At its Dresden site, Sunfire will provide a test stand with an electrolysis cell to measure the AEM stack’s performance. “With the ‘Integrate’ project, we are demonstrating our innovative strength and pioneering role in the globally growing electrolysis market,” says Sunfire CTO Christian von Olshausen. “We are proud to partner with high-caliber technology and research partners and to strengthen our German Canadian collaboration.”
Both Fraunhofer IFAM and Sunfire have many years of expertise in the field of electrolysis. While Sunfire as an electrolyzer manufacturer has its main competence in electrolysis technologies and system integration, Fraunhofer IFAM as a non-university institution focuses on applied research and the development and qualification of materials for alkaline stacks.
In the “Integrate” project, the institute designs and optimizes long-term stable, high-performance non-platinum groups of metal catalysts for use in dilute alkaline environments. In addition, porous transport layers (PTL) are optimized. Once promising catalysts and a PTL have been identified, Fraunhofer IFAM will produce electrodes that will be tested at Sunfire’s industrial test environment. Based on the results, the test rig will be modified accordingly to be operational for long-term AEM operation.
Clemens Kubeil, Research Assistant in the Hydrogen Technology Department responsible for the project at the institute, adds: “The production process at Fraunhofer IFAM will provide valuable experience in handling electrodes of the required size, so that no process has to be developed from scratch for upscaling on an industrial scale.”
Ionomr Innovations’ CEO Bill Haberlin says: “Ionomr’s Aemion+® alkaline membranes being used in this application are durable, ultra-stable and maximize performance without the traditional expensive components for water electrolysis – like iridium, platinum, and titanium, replacing these with less expensive materials, such as those developed by Fraunhofer IFAM. Aemion® allows for longer lifetimes in highly basic environments, is developed with industrial applications in mind and available at commercial scale, and importantly, does not use perfluoro sulfonic acid (PFSA) materials that are becoming increasingly discontinued worldwide due to environmental concerns.”

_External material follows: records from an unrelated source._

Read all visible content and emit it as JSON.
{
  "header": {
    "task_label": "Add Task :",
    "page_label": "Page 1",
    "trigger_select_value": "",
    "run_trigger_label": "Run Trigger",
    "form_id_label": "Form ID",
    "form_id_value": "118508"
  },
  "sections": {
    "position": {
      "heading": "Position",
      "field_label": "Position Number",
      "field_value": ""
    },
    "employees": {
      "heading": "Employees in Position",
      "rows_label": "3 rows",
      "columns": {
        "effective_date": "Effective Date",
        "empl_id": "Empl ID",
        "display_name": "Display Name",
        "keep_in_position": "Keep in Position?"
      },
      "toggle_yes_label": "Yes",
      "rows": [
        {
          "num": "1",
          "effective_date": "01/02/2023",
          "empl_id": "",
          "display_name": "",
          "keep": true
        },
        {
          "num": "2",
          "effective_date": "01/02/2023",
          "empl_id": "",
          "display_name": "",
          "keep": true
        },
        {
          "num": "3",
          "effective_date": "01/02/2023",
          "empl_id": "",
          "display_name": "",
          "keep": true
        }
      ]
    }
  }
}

Since October 1, 2022, the project has been funded by the German Federal Ministry of Education and Research (BMBF) for three years. Hergen Wolf, Director Product Management at Sunfire, emphasizes: “AEM technology is currently only available in the single-digit kW range and, therefore, cannot be used for large-scale hydrogen projects in industry. Together with our partners, we will create the conditions for transferring this promising technology from the laboratory to industrial application.”